Dataset items:
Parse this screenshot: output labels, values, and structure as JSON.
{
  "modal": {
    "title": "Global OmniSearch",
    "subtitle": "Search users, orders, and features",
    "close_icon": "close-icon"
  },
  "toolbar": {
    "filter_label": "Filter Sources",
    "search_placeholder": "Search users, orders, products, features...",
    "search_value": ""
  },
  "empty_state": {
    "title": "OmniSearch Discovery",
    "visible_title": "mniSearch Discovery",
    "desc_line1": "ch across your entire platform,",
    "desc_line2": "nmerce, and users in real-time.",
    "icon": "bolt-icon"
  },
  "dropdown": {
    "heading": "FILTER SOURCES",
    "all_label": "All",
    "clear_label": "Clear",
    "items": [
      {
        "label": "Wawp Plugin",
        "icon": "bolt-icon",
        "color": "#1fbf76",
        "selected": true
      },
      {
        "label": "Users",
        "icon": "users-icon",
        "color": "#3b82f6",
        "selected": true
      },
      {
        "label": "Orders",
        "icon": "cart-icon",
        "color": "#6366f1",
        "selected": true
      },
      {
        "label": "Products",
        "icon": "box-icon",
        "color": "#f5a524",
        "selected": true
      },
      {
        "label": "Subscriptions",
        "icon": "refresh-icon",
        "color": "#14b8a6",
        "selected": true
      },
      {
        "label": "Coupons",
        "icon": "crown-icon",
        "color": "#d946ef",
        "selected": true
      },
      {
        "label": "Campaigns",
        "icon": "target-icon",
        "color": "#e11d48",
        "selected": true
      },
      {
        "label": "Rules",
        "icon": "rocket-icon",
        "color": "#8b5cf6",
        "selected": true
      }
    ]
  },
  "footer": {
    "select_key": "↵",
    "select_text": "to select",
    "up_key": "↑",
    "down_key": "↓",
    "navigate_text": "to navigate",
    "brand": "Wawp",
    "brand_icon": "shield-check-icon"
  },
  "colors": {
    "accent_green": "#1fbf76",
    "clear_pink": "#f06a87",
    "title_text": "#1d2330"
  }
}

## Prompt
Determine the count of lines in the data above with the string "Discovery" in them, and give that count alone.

## Exercise solution
2